═══ RECORDS FOR THE EXERCISE ═══

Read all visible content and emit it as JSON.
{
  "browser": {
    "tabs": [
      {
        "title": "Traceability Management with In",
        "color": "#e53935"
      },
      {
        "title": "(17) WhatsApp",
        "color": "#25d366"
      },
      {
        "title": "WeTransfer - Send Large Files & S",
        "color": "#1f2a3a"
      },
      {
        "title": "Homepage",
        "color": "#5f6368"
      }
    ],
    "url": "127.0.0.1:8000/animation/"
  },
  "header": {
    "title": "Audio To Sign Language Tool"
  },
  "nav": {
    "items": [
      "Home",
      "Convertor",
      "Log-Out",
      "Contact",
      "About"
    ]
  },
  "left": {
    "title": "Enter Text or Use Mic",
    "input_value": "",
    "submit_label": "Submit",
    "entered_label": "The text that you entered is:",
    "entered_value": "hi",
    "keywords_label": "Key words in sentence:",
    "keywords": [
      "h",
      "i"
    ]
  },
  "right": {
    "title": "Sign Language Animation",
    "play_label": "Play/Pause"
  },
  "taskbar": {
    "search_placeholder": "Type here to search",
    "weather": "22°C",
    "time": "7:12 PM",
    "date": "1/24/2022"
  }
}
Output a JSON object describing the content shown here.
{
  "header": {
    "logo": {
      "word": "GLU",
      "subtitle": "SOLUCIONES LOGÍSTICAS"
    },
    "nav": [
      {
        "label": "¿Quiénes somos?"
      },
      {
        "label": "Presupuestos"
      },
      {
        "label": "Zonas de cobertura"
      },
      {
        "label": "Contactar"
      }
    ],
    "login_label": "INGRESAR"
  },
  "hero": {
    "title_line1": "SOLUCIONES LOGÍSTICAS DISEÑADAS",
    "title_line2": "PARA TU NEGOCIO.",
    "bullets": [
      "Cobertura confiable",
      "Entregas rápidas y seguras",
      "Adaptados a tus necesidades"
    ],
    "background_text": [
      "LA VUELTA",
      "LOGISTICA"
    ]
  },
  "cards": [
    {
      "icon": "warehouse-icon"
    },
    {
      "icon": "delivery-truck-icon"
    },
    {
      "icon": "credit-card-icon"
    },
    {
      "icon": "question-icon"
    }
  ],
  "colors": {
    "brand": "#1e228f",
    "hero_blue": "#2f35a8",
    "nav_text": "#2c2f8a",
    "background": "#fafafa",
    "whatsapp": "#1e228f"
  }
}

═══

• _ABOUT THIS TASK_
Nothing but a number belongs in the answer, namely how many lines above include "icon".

• _REPLY TO THE EXERCISE_
4